    He’s first time arbitration eligible, and I could see him getting anywhere from a low of 2.5 to as much as 4 million. Arbitration is a crap shoot, which is why the Braves hate it so much.

    Oh, he’s terrible at holding runners on.

  4. Paul Maholm
    (Stats are Season/Braves): 189/68 IP, 13-11/4-5, 3.67/3.54 ERA, 1.22/1.19 WHIP. 140/59 K

    The best deals are often those you don’t make, and missing out on Ryan Dempster was a huge blessing in disguise. Instead we got the crafty Maholm from the Cubs. There were so many heroes in the 2012 season, but he was definitely one of them.

    Is Maholm this good? I dunno – his career stats certainly would suggest that last year was a little fluky: his career WHIP is 1.40, which generally gets you a ticket to Palookaville.
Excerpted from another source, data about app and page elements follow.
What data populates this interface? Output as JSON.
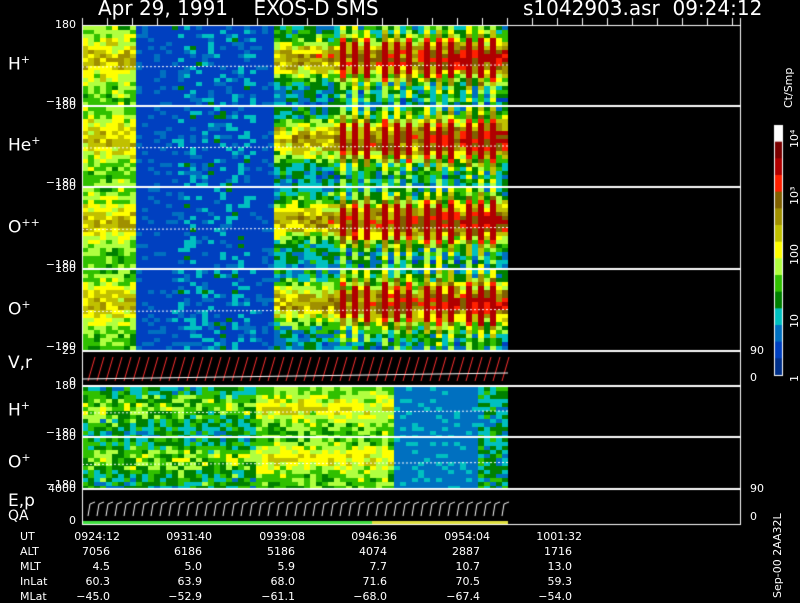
{
  "header": {
    "title": "Apr 29, 1991    EXOS-D SMS",
    "file_time": "s1042903.asr  09:24:12"
  },
  "channels": [
    {
      "label": "H",
      "sup": "+",
      "ymax": "180",
      "ymin": "−180"
    },
    {
      "label": "He",
      "sup": "+",
      "ymax": "180",
      "ymin": "−180"
    },
    {
      "label": "O",
      "sup": "++",
      "ymax": "180",
      "ymin": "−180"
    },
    {
      "label": "O",
      "sup": "+",
      "ymax": "180",
      "ymin": "−180"
    },
    {
      "label": "V,r",
      "sup": "",
      "ymax": "25",
      "ymin": "0",
      "rtop": "90",
      "rbot": "0"
    },
    {
      "label": "H",
      "sup": "+",
      "ymax": "180",
      "ymin": "−180"
    },
    {
      "label": "O",
      "sup": "+",
      "ymax": "180",
      "ymin": "−180"
    },
    {
      "label": "E,p",
      "sup": "",
      "ymax": "4000",
      "ymin": "0",
      "rtop": "90",
      "rbot": "0"
    }
  ],
  "qa_label": "QA",
  "colorbar": {
    "title": "Ct/Smp",
    "ticks": [
      "10⁴",
      "10³",
      "100",
      "10",
      "1"
    ],
    "colors": [
      "#ffffff",
      "#7a0000",
      "#b00000",
      "#ff2000",
      "#806000",
      "#a09000",
      "#c0c000",
      "#ffff00",
      "#b0ff40",
      "#30c000",
      "#008000",
      "#00c0c0",
      "#0070c0",
      "#0040c0",
      "#00308a"
    ]
  },
  "side_label": "Sep-00  2AA32L",
  "time_axis": {
    "rows": [
      {
        "label": "UT",
        "values": [
          "0924:12",
          "0931:40",
          "0939:08",
          "0946:36",
          "0954:04",
          "1001:32"
        ]
      },
      {
        "label": "ALT",
        "values": [
          "7056",
          "6186",
          "5186",
          "4074",
          "2887",
          "1716"
        ]
      },
      {
        "label": "MLT",
        "values": [
          "4.5",
          "5.0",
          "5.9",
          "7.7",
          "10.7",
          "13.0"
        ]
      },
      {
        "label": "InLat",
        "values": [
          "60.3",
          "63.9",
          "68.0",
          "71.6",
          "70.5",
          "59.3"
        ]
      },
      {
        "label": "MLat",
        "values": [
          "−45.0",
          "−52.9",
          "−61.1",
          "−68.0",
          "−67.4",
          "−54.0"
        ]
      }
    ]
  },
  "chart_data": {
    "type": "heatmap",
    "title": "Apr 29, 1991    EXOS-D SMS",
    "xlabel": "UT",
    "x_ticks": [
      "0924:12",
      "0931:40",
      "0939:08",
      "0946:36",
      "0954:04",
      "1001:32"
    ],
    "panels": [
      "H+",
      "He+",
      "O++",
      "O+",
      "V,r",
      "H+",
      "O+",
      "E,p"
    ],
    "ylim_pitch": [
      -180,
      180
    ],
    "ylim_vr": [
      0,
      25
    ],
    "ylim_ep": [
      0,
      4000
    ],
    "colorscale": "log",
    "colorscale_range": [
      1,
      10000
    ]
  }
}
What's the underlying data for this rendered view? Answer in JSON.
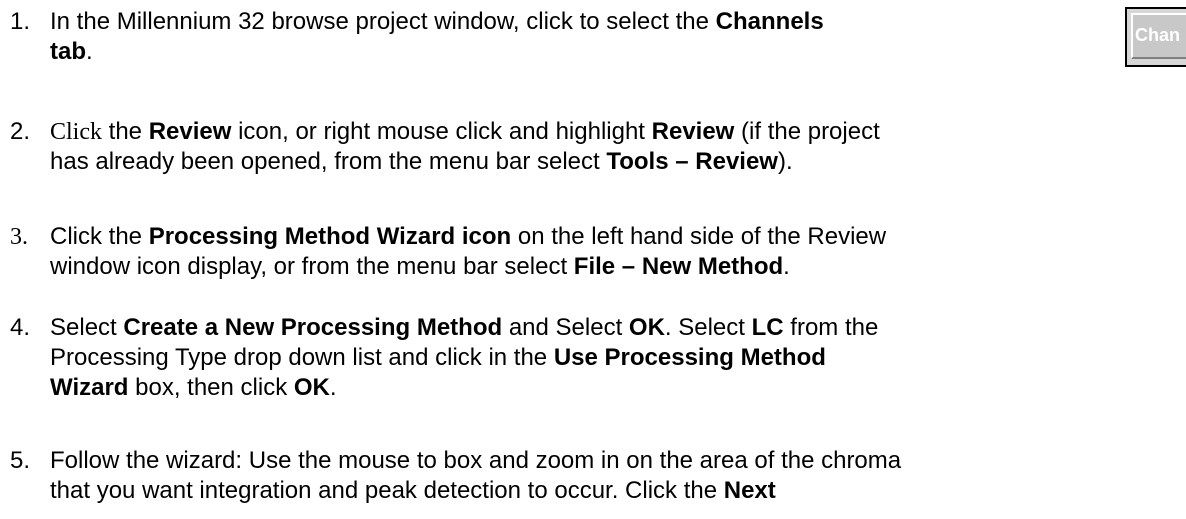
{
  "steps": [
    {
      "number": "1.",
      "lines": [
        [
          "In the Millennium 32 browse project window, click to select the ",
          "Channels"
        ],
        [
          "tab",
          "."
        ]
      ]
    },
    {
      "number": "2.",
      "lead": "Click",
      "lines": [
        [
          " the ",
          "Review",
          " icon, or right mouse click and highlight ",
          "Review",
          " (if the project"
        ],
        [
          "has already been opened, from the menu bar select ",
          "Tools – Review",
          ")."
        ]
      ]
    },
    {
      "number": "3.",
      "lines": [
        [
          " Click the ",
          "Processing Method Wizard icon",
          " on the left hand side of the Review"
        ],
        [
          "window icon display, or from the menu bar select ",
          "File – New Method",
          "."
        ]
      ]
    },
    {
      "number": "4.",
      "lines": [
        [
          "Select ",
          "Create a New Processing Method",
          " and Select ",
          "OK",
          ". Select ",
          "LC",
          " from the"
        ],
        [
          "Processing Type drop down list and click in the ",
          "Use Processing Method"
        ],
        [
          "Wizard",
          " box, then click ",
          "OK",
          "."
        ]
      ]
    },
    {
      "number": "5.",
      "lines": [
        [
          "Follow the wizard: Use the mouse to box and zoom in on the area of the chroma"
        ],
        [
          "that you want integration and peak detection to occur. Click the ",
          "Next"
        ]
      ]
    }
  ],
  "channels_tab": {
    "label": "Chan",
    "icon": "channels-tab-button"
  }
}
And his history includes an epically bad 2010: 9-15 with a 5.10 ERA. Indeed, his career with the Pirates was very much Jekyll and Hyde throughout.

    Nonetheless, at his current level, he’s a very good No. 4 and an outstanding No. 5. He’s signed through 2013 after the Braves picked up his $6.5 million option.

  5. Mike Minor
    Stats: 179 IP, 11-10, 4.12 ERA, 1.15 WHIP, 145 K

    Talk about a turnaround. Pre All-star Game: 5-6, 5.97. Post All-star Game: 6-4, 2.16. What a September this guy had: 4-0 with an 0.87 ERA. The guy who was a hair from being sent down in June wound up with the most Quality Starts on the team with 16. (Hudson was second with 15.)

    Pitchers will break your heart, so it’s nice to see a guy struggle and figure it out. The first half Minor is not a major league pitcher. The second half Minor is a No. 2 starter. Again, Minor is under team control for a while, eligible for first time arbitration in 2015.

    The question keeps coming up with several of these guys: is what we saw for real? With Minor, I think the answer is yes. Sometimes it just clicks.

That’s the likely starting five on Opening Day. In a few days, I’ll preview the other candidates for the rotation.